Chef Vineet

How does it feel being the first Michelin star chef from India?

Yes, I was the first Chef to receive the Michelin star from Indian origins, it was a very proud moment to see Indian cuisine on that platform. I still reflect on it many times, and about how it was not something that I set out to do, but now having done that, it is still a matter of disbelief that I managed to do it in my lifetime. It is certainly very rewarding to note that in addition to showcasing India on a global platform, it has also in many ways carved a way for Indian chefs to crusade and achieve this acclaim for Indian cuisine. It has also made Indian chefs and even the culinary faculties to think outside the box. To allow for conforming north Indian dishes with south Indian dishes, and the east with the west. To look further and go deeper into our culinary heritage and draw inspiration from our culture. Even looking at western techniques to see how we can adapt that.
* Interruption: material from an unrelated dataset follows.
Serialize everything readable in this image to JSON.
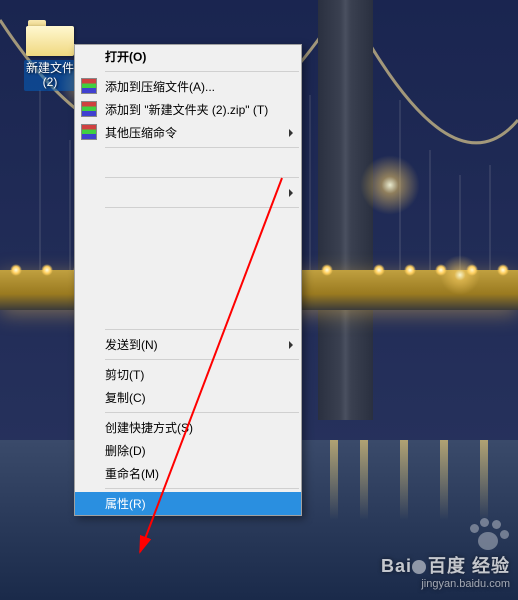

This is happening in movies, in fashion but to see it also happen in food, I think has been the biggest reward to receive this Michelin star.

 Your new menu is based on sourcing ingredients, instead of the conventional breakdown in terms of courses. What inspired you to do that? 

My approach to making a menu has always been about sourcing local ingredients and keeping it as local as possible. The second aspect that goes into constructing my menu is digging deeper into my culinary heritage, which is an Indian, and digging out all those all-time classic favourites that aren’t necessarily popular. It is not always about butter chicken and biryani, but about the khormas and sheermals, the soft koftas and many other dishes which are of regional varieties but are not commercially well-known. Many times within India, we are re-introducing Indians to regional cuisines that they may not have come across. Whereas in the west, we are getting them acquainted with the wider palate of Indian cuisine.

 

View this post on Instagram

 

A post shared by Vineet Bhatia (@chefvineet)

Tell us about your journey in the food industry so far? 

With Ziya, I set out to broaden and open up the minds of Indian diners to their own food in many ways. Having achieved that, now, I want to address a different aspect of dining out. This was more or less addressing the strict regimen of the ordering pattern and doing away without ordering in the structure of starters, and mains.

 

View this post on Instagram

 

A post shared by Vineet Bhatia (@chefvineet)

 What inspired you to revamp regional Indian food in a modern avatar? 

I never really set out to revamp Indian food, and it is something that gradually happened as I understood myself more. I learnt from my surroundings, my travels, and from my exposures to other chefs cooking other food, learning new techniques from them, and getting exposed to the different, varied ingredients available in the world. I wanted to come out with the best possible way to showcase Indian food, whether it was by visually heightening it with the choice of tableware, through a collection of ingredients and how we aesthetically plate it to make it look beautiful, or by trying to pair the courses with the best wines possible. Basically, uplifting it as an experience.

Besides this, I dig deep into the rich culinary heritage and understand my own culinary heritage and all the dishes, all the regional variations that are present to a particular dish. For example, how a dosa is made in Kerala is very different from how it is served in Chennai, and a completely different version is served in Matunga or some street in Delhi.  To understand those regional variations, coming up with those different regional dishes and getting that served in a restaurant ambience is what I have always wanted to do.

I would say that the representation of Indian food that I do in the restaurants is a by-product of a deeper sense of learning and search of my own culinary heritage. It is not something I set out to do, but I am very passionate about showcasing the best that my country has to offer.